The record’s title tweaks the reputation Timbs got in high school as a teenage prodigy. Growing up in Walterhill, a rural community outside Murfreesboro, Timbs gorged himself on his dad’s Elton John records. “I wasn’t that great at piano lessons,” Timbs says. But when a friend showed him how to play minor chords, he started learning rapidly. He asked his piano teacher, Colin York of These Are Houseplants, to teach him theory. By the time he was 18, he was playing on Music Row demo sessions for Kathy Mattea and Lionel Cartwright, and tapes of his dense, melodically fragmented songs were regarded with astonishment by older musicians.

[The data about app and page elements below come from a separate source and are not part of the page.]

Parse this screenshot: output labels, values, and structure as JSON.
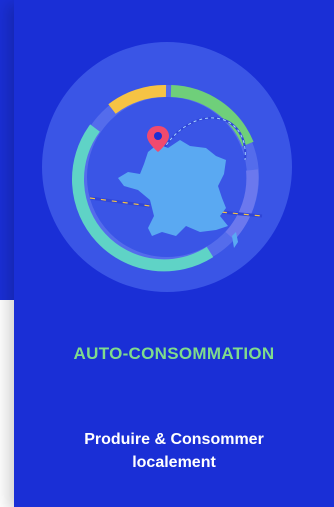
{
  "card": {
    "title": "AUTO-CONSOMMATION",
    "subtitle_line1": "Produire & Consommer",
    "subtitle_line2": "localement",
    "icon": "france-map-location-icon"
  },
  "colors": {
    "background_blue": "#1a2fd6",
    "title_green": "#7fdc8c",
    "ring_teal": "#5fd3c6",
    "ring_yellow": "#f6c344",
    "ring_green": "#6fcf7a",
    "map_blue": "#5aa9f2",
    "pin_pink": "#f04a6e"
  }
}
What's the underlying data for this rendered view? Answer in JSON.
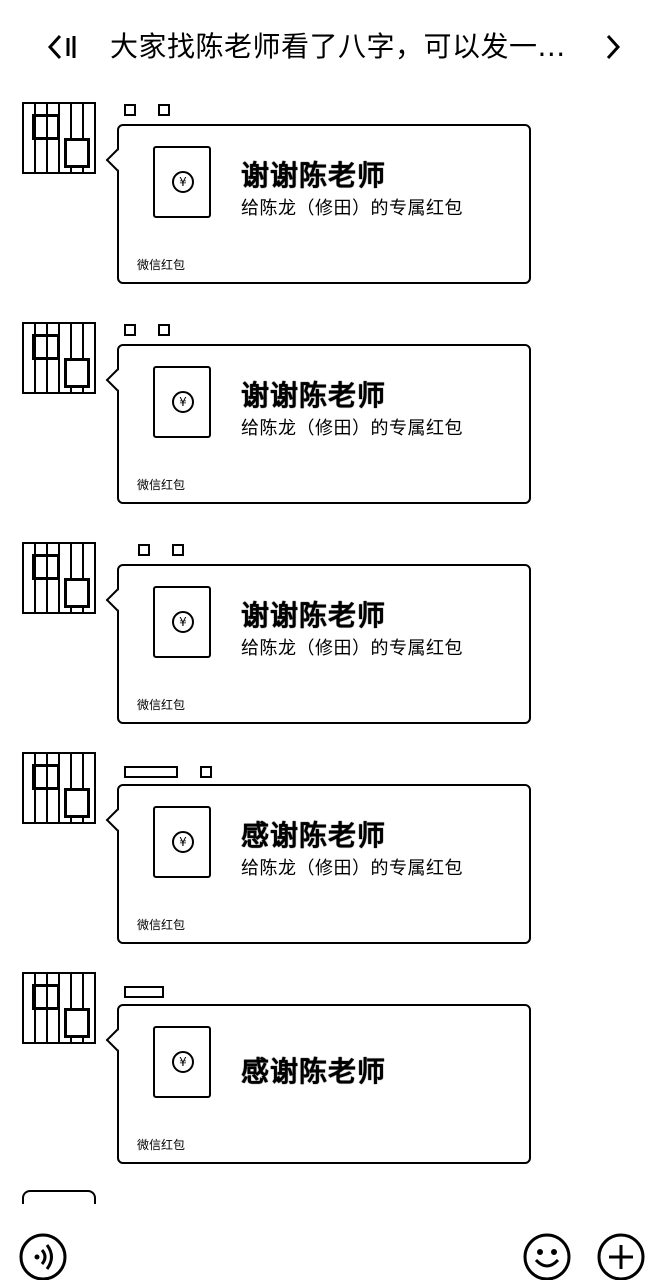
{
  "header": {
    "title": "大家找陈老师看了八字，可以发一..."
  },
  "messages": [
    {
      "title": "谢谢陈老师",
      "subtitle": "给陈龙（修田）的专属红包",
      "brand": "微信红包"
    },
    {
      "title": "谢谢陈老师",
      "subtitle": "给陈龙（修田）的专属红包",
      "brand": "微信红包"
    },
    {
      "title": "谢谢陈老师",
      "subtitle": "给陈龙（修田）的专属红包",
      "brand": "微信红包"
    },
    {
      "title": "感谢陈老师",
      "subtitle": "给陈龙（修田）的专属红包",
      "brand": "微信红包"
    },
    {
      "title": "感谢陈老师",
      "subtitle": "",
      "brand": "微信红包"
    }
  ],
  "coin_symbol": "¥"
}
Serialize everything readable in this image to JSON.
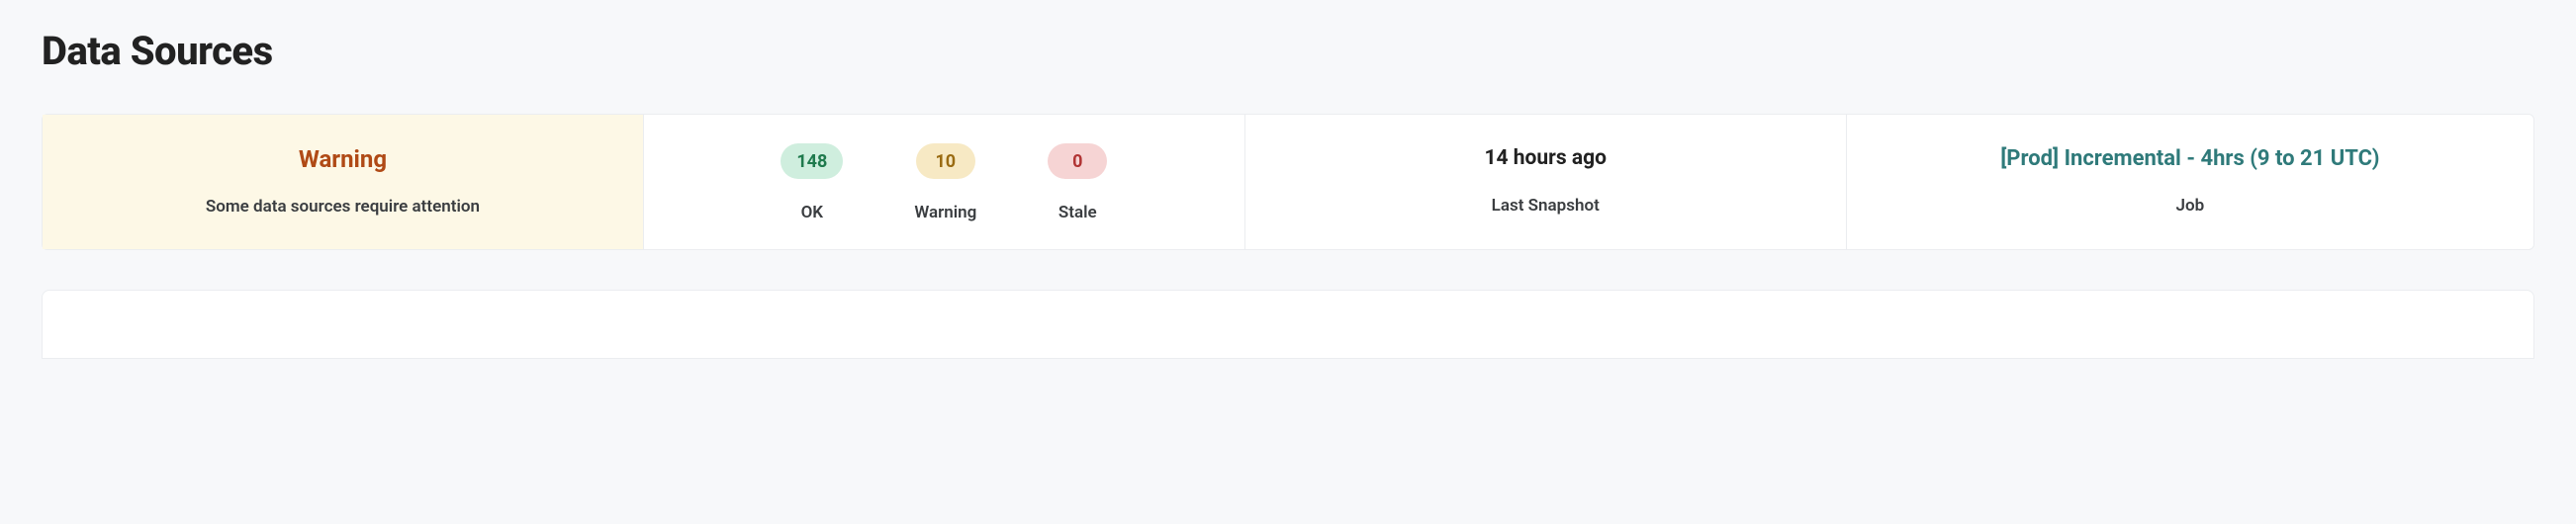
{
  "page": {
    "title": "Data Sources"
  },
  "statusCard": {
    "title": "Warning",
    "subtitle": "Some data sources require attention"
  },
  "counts": {
    "ok": {
      "value": "148",
      "label": "OK"
    },
    "warning": {
      "value": "10",
      "label": "Warning"
    },
    "stale": {
      "value": "0",
      "label": "Stale"
    }
  },
  "snapshot": {
    "value": "14 hours ago",
    "label": "Last Snapshot"
  },
  "job": {
    "value": "[Prod] Incremental - 4hrs (9 to 21 UTC)",
    "label": "Job"
  }
}
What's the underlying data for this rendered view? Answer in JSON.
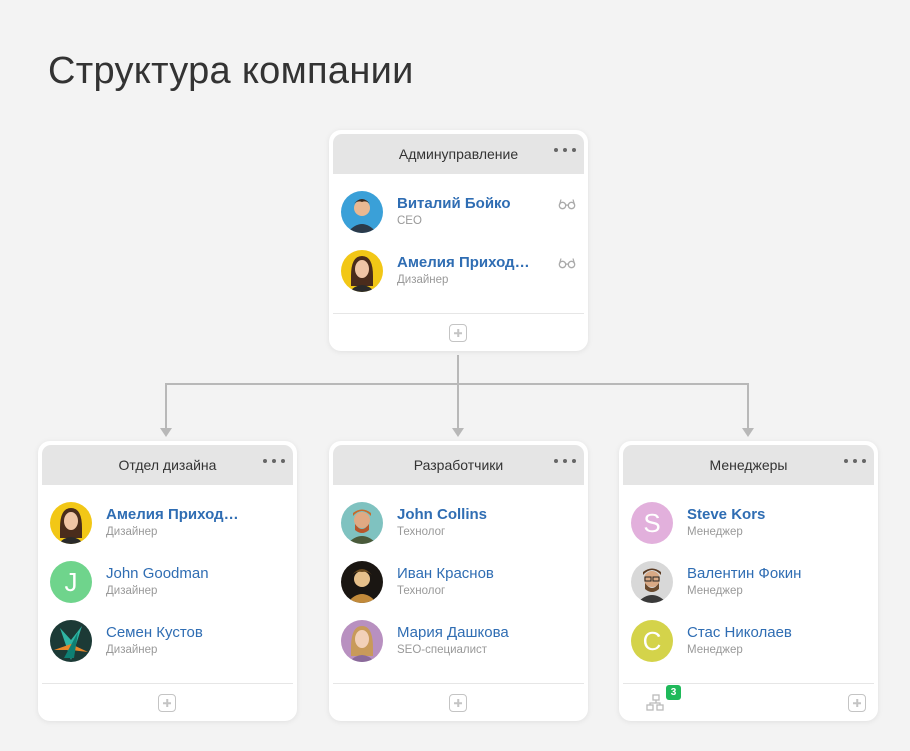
{
  "page": {
    "title": "Структура компании"
  },
  "admin": {
    "title": "Админуправление",
    "employees": [
      {
        "name": "Виталий Бойко",
        "role": "CEO"
      },
      {
        "name": "Амелия Приходько",
        "role": "Дизайнер"
      }
    ]
  },
  "design": {
    "title": "Отдел дизайна",
    "employees": [
      {
        "name": "Амелия Приходько",
        "role": "Дизайнер"
      },
      {
        "name": "John Goodman",
        "role": "Дизайнер",
        "initial": "J"
      },
      {
        "name": "Семен Кустов",
        "role": "Дизайнер"
      }
    ]
  },
  "dev": {
    "title": "Разработчики",
    "employees": [
      {
        "name": "John Collins",
        "role": "Технолог"
      },
      {
        "name": "Иван Краснов",
        "role": "Технолог"
      },
      {
        "name": "Мария Дашкова",
        "role": "SEO-специалист"
      }
    ]
  },
  "managers": {
    "title": "Менеджеры",
    "employees": [
      {
        "name": "Steve Kors",
        "role": "Менеджер",
        "initial": "S"
      },
      {
        "name": "Валентин Фокин",
        "role": "Менеджер"
      },
      {
        "name": "Стас Николаев",
        "role": "Менеджер",
        "initial": "C"
      }
    ],
    "subdepartments_count": "3"
  },
  "colors": {
    "name_link": "#2f6db3",
    "avatar_green": "#6fd48c",
    "avatar_pink": "#e2b0dc",
    "avatar_olive": "#d4d34a",
    "badge": "#1fb95a"
  },
  "icons": {
    "more": "more-dots-icon",
    "observer": "glasses-icon",
    "add": "plus-square-icon",
    "subdepartments": "hierarchy-icon"
  }
}
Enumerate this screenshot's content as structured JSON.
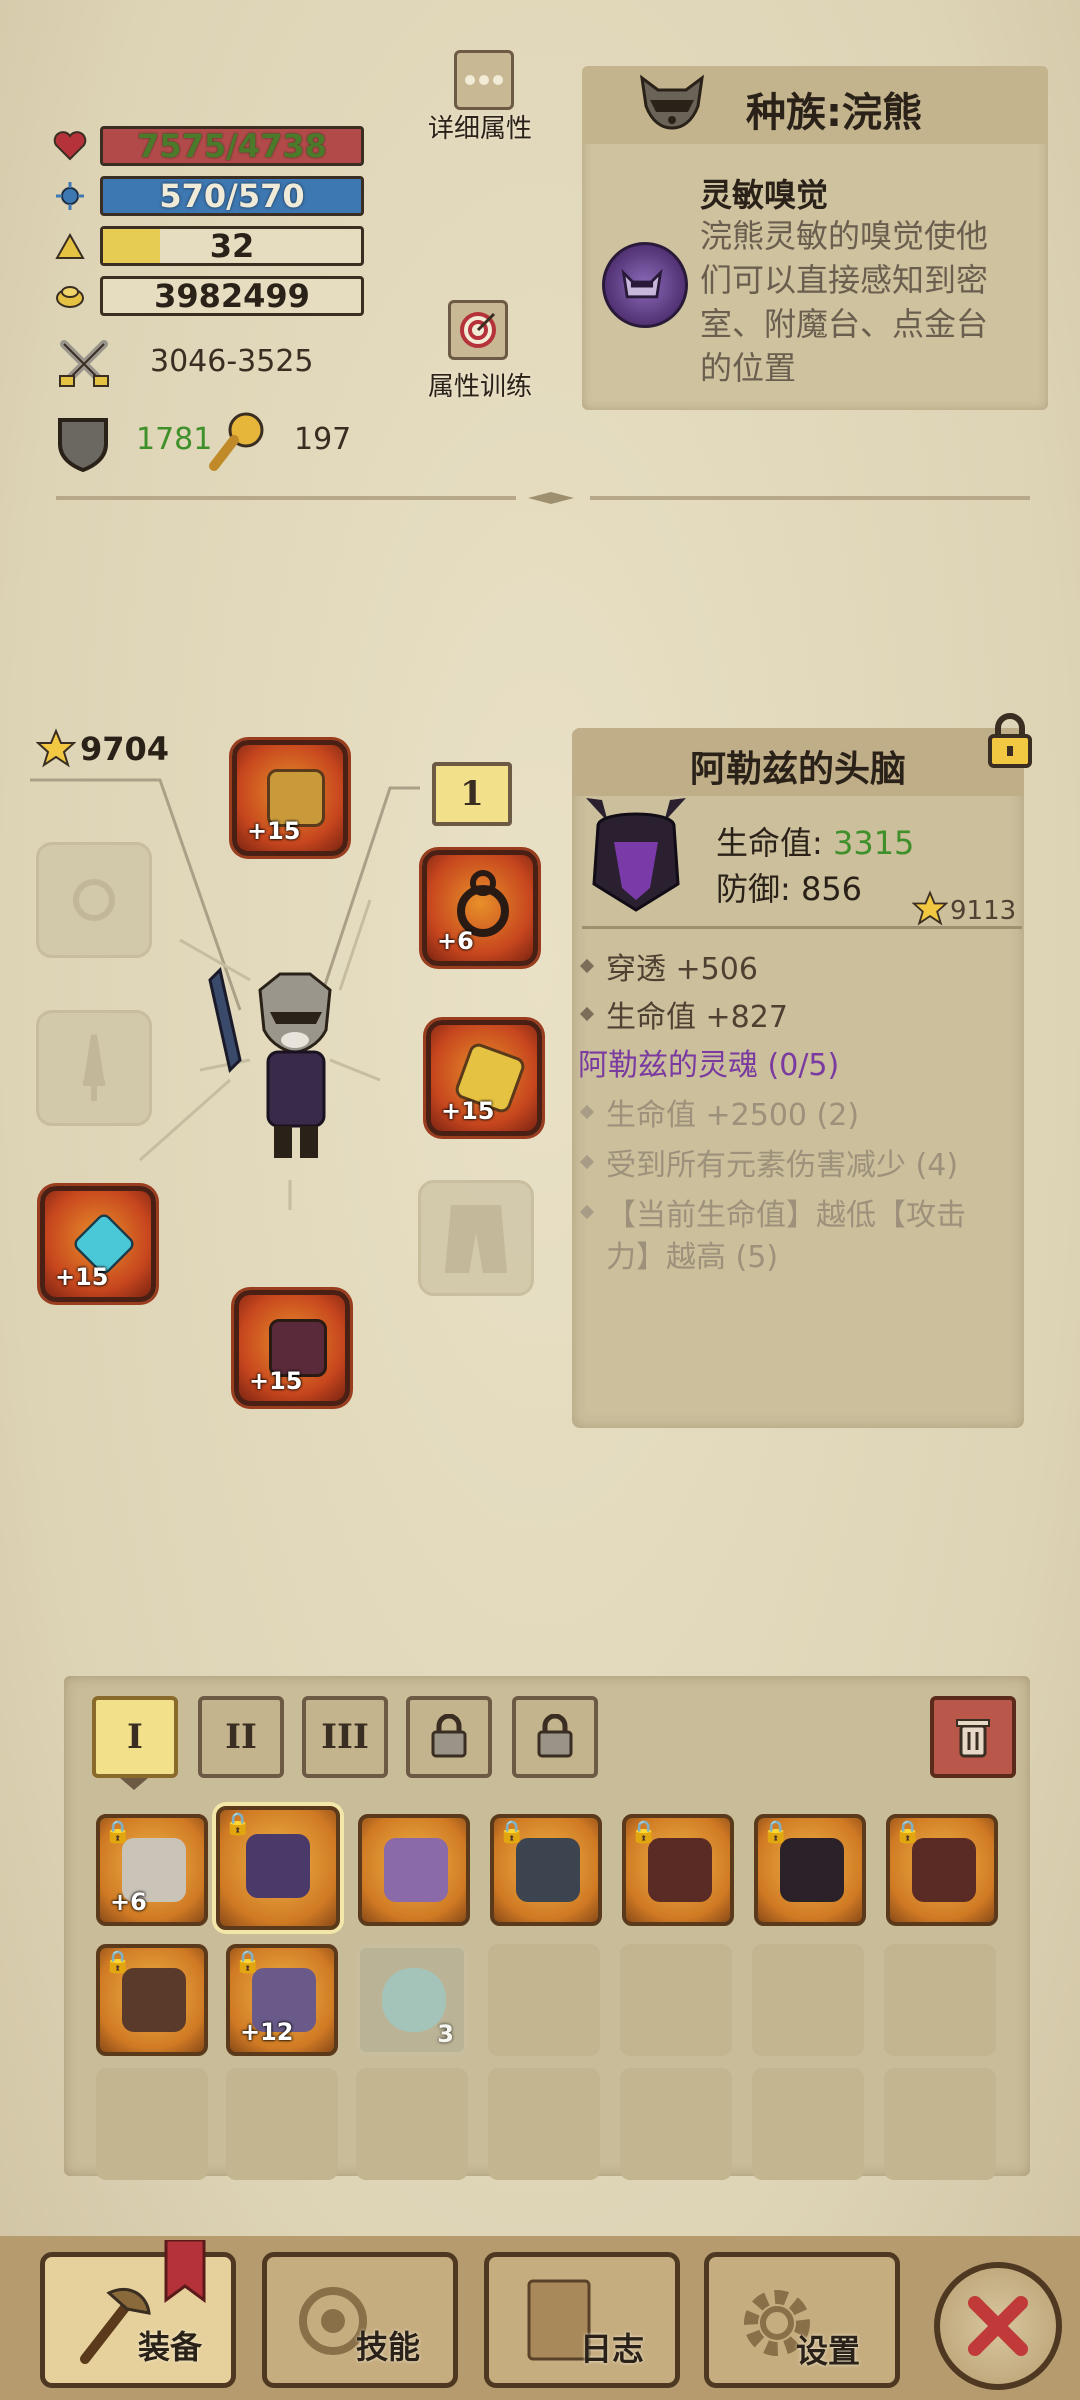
{
  "stats": {
    "hp": "7575/4738",
    "mp": "570/570",
    "level": "32",
    "gold": "3982499",
    "attack": "3046-3525",
    "defense": "1781",
    "special": "197"
  },
  "buttons": {
    "details": "详细属性",
    "training": "属性训练"
  },
  "race": {
    "title": "种族:浣熊",
    "skill_name": "灵敏嗅觉",
    "skill_desc": "浣熊灵敏的嗅觉使他们可以直接感知到密室、附魔台、点金台的位置"
  },
  "equipment": {
    "score": "9704",
    "tier_badge": "1",
    "helmet_plus": "+15",
    "ring_plus": "+6",
    "weapon_plus": "+15",
    "amulet_plus": "+15",
    "armor_plus": "+15"
  },
  "item_detail": {
    "name": "阿勒兹的头脑",
    "hp_label": "生命值:",
    "hp_value": "3315",
    "defense": "防御: 856",
    "score": "9113",
    "attrs": [
      "穿透 +506",
      "生命值 +827"
    ],
    "set_name": "阿勒兹的灵魂 (0/5)",
    "set_bonuses": [
      "生命值 +2500 (2)",
      "受到所有元素伤害减少 (4)",
      "【当前生命值】越低【攻击",
      "力】越高 (5)"
    ]
  },
  "bag": {
    "tabs": [
      "I",
      "II",
      "III"
    ],
    "items": [
      {
        "plus": "+6",
        "color": "#c9c3b8"
      },
      {
        "plus": "",
        "color": "#4a3a6a"
      },
      {
        "plus": "",
        "color": "#8a6aa8"
      },
      {
        "plus": "",
        "color": "#3c4450"
      },
      {
        "plus": "",
        "color": "#5a2a24"
      },
      {
        "plus": "",
        "color": "#2a2228"
      },
      {
        "plus": "",
        "color": "#5a2a24"
      },
      {
        "plus": "",
        "color": "#5a3a2a"
      },
      {
        "plus": "+12",
        "color": "#6a5a8a"
      }
    ],
    "potion_qty": "3"
  },
  "nav": {
    "equip": "装备",
    "skills": "技能",
    "log": "日志",
    "settings": "设置"
  },
  "colors": {
    "hp_green": "#3f8f2a",
    "set_purple": "#7a3aa0"
  }
}
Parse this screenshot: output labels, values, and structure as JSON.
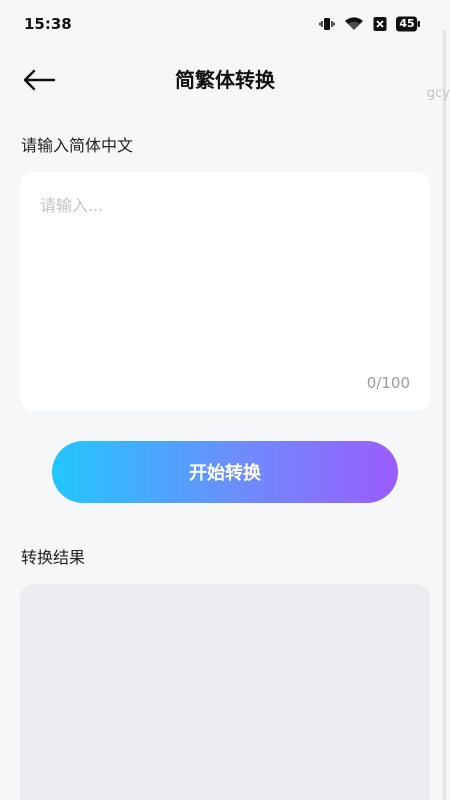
{
  "status_bar": {
    "time": "15:38",
    "battery_level": "45",
    "icons": [
      "vibrate-icon",
      "wifi-icon",
      "close-box-icon",
      "battery-icon"
    ]
  },
  "watermark": "gcy",
  "app_bar": {
    "back_icon": "arrow-left-icon",
    "title": "简繁体转换"
  },
  "input_section": {
    "label": "请输入简体中文",
    "placeholder": "请输入...",
    "value": "",
    "counter": "0/100"
  },
  "convert_button": {
    "label": "开始转换"
  },
  "result_section": {
    "label": "转换结果",
    "value": ""
  },
  "colors": {
    "background": "#f6f7f9",
    "button_gradient_start": "#22c7ff",
    "button_gradient_end": "#9a5cff",
    "result_box": "#ebecef"
  }
}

Timbs had known most of his bandmates for years. Guitarist Brian Rogers and Timbs were both on the high-school French team but spoke only to argue about R.E.M. Drummer Sam Baker constitutes a one-man family tree of Murfreesboro music: He was the lead singer of the F Particles as well as the drummer for These Are Houseplants and the Blind Farmers. “Sam was my hero growing up,” Timbs says, looking away bashfully from the bemused Baker. “I grew up sneaking into his shows.” When Spongebath founder Richard Williams decided to record Timbs in late 1994, the band assembled in the studio with Ben Morton sitting in on bass. The lineup solidified as Fluid Ounces after a well-received show at the NEA Extravaganza in 1995.
Today, the band members share a house on Broad Street and finance their music for now with computer work and side careers as “pizza attachés.” But they say they have no plans to move away from Murfreesboro, which they say is just starting to flourish with new bands and new clubs. Asked how such a sleepy city can spawn such a vigorous music scene, Ben Morton says, “Record stores sell music everywhere. There’ll be a kid here who buys a record that changes his life, and it will make him want to create music of his own that will influence someone else.”
And without even a pause, Seth Timbs adds, “And one day I’ll be that kid.”
Fluid Ounces plays 8 p.m. Thursday at the Summer Lights Budweiser Stage.
Formed by members of Neena Foundry, Old Pike hails from the highly touted Bloomington, Ind., scene that produced El Niño and other up-and-coming bands. The quintet’s 1996 EP has a fuzzed-out low-fi sound reminiscent of early Green on Red, but the combination of Tim Jones’ desolate country-rock anthems and Mike Flynn’s eerie organ makes this a midnight ride worth taking through barren country. The group plays Saturday at Victor/Victoria’s
I'd say the hats are more BILLY JACK, but that fits into the whole hippy-cult…
Thank you for the write up. We greatly appreciate it! Hope we raise the funds…
Looks like he was a great Artist.......who left his Legacy behind for others to follow.....
Indianapolis (CA-35), not Indiana.
There were plenty of jumps and screams at the severed-head reveal at the Sunday night…